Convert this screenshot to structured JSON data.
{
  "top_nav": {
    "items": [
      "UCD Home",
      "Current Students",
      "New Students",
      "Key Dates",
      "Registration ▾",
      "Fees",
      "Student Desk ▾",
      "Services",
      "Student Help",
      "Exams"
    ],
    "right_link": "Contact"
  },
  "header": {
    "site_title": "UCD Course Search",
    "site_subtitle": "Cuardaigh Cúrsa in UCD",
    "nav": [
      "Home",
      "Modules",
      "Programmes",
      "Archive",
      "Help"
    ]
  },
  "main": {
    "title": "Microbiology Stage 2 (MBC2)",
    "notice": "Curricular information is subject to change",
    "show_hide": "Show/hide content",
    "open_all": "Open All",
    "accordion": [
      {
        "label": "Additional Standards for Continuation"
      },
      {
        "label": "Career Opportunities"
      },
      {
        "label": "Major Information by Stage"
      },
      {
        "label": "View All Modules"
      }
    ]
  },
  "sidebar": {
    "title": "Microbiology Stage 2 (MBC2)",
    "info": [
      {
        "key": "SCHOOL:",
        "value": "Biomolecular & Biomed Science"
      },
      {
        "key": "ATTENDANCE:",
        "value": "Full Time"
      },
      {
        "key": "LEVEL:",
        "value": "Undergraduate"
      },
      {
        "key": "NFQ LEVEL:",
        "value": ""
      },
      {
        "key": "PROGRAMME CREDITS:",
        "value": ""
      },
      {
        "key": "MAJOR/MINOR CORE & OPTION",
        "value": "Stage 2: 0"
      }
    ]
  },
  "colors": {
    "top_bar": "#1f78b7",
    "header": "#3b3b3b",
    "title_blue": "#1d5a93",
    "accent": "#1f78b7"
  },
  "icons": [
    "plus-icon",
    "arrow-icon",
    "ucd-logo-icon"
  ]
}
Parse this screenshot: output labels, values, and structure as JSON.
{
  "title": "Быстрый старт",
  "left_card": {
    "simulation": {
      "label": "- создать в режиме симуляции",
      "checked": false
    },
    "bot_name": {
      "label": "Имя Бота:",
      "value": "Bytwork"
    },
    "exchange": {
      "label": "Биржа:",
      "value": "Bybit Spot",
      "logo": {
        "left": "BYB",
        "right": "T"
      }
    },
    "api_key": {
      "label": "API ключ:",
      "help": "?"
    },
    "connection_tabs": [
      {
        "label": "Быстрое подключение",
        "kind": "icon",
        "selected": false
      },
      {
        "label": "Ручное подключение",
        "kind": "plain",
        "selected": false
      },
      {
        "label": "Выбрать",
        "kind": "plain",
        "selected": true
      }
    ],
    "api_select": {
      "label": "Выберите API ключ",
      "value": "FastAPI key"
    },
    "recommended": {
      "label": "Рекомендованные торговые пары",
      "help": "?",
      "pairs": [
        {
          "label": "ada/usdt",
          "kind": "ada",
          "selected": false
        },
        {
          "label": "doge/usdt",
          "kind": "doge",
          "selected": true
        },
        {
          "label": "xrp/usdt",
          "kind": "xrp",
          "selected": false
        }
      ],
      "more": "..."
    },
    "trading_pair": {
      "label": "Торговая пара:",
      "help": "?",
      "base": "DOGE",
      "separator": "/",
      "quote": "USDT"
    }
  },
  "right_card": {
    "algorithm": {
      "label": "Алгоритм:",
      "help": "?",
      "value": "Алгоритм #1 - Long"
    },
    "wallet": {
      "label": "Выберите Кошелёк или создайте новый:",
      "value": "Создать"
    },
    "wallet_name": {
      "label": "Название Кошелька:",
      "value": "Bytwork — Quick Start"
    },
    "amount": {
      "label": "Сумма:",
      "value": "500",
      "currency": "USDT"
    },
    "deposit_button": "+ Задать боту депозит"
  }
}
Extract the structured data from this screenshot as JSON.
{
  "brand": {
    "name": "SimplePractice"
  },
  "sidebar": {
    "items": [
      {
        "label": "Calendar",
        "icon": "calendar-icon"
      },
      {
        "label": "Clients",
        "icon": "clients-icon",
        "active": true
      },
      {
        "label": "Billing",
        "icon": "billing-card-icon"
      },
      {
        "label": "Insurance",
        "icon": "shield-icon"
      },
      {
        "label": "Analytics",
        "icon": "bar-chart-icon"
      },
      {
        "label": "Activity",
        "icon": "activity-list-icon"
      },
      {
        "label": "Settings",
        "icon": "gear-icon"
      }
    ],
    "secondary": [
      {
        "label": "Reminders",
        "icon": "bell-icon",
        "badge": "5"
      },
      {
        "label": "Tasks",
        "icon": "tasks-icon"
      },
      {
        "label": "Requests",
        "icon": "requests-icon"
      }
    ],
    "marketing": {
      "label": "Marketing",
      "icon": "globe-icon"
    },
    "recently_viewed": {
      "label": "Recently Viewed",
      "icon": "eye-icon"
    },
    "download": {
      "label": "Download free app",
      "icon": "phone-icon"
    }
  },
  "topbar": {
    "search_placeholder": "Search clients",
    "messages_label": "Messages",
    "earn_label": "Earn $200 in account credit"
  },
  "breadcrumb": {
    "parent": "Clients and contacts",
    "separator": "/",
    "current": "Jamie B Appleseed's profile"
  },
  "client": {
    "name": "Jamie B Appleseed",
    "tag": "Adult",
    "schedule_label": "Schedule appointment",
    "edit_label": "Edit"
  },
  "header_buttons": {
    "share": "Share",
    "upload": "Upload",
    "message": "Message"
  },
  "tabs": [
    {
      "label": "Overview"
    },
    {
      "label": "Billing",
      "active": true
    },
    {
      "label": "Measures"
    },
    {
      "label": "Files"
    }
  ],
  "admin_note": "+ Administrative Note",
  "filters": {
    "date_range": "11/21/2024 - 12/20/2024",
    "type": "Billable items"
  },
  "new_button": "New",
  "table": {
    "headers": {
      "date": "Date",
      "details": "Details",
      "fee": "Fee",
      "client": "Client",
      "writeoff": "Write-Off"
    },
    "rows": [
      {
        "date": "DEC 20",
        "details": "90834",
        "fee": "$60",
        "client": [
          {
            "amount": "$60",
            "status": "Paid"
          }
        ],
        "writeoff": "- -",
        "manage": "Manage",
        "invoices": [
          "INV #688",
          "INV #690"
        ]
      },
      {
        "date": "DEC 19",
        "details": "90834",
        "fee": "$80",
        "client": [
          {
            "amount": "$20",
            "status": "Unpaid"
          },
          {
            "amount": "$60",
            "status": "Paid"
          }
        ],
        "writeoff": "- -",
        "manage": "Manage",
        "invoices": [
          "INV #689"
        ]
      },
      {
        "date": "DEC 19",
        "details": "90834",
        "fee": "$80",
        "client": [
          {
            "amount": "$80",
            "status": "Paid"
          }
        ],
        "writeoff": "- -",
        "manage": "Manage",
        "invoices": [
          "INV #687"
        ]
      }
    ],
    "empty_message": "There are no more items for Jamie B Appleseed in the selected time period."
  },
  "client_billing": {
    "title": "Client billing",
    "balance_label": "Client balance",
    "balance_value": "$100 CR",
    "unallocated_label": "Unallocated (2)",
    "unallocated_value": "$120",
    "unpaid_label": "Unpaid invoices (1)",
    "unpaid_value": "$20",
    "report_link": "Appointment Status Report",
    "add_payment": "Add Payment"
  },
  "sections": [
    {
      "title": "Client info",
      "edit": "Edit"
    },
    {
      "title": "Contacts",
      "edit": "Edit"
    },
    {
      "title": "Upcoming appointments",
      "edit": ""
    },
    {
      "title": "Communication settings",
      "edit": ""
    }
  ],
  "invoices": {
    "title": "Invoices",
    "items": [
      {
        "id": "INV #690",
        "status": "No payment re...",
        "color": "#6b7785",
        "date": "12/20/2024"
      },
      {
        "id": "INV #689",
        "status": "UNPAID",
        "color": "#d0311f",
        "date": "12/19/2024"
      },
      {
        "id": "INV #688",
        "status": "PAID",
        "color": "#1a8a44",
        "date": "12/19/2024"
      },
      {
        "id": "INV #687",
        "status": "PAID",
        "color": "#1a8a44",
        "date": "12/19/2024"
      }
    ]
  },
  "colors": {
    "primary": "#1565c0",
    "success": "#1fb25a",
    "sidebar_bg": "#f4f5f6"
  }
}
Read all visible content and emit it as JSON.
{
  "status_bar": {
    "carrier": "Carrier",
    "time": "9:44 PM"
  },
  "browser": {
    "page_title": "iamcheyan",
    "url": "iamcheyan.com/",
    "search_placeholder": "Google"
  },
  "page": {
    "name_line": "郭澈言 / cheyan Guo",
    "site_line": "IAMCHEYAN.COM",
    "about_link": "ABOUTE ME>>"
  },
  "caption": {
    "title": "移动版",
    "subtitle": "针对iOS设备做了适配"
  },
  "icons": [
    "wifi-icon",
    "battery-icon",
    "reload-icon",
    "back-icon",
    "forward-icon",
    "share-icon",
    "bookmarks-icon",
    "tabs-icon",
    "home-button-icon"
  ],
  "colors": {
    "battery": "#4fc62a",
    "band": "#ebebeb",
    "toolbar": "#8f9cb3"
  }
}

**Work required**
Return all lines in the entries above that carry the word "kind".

**Reply to the exercise**
        "kind": "icon",
        "kind": "plain",
        "kind": "plain",
          "kind": "ada",
          "kind": "doge",
          "kind": "xrp",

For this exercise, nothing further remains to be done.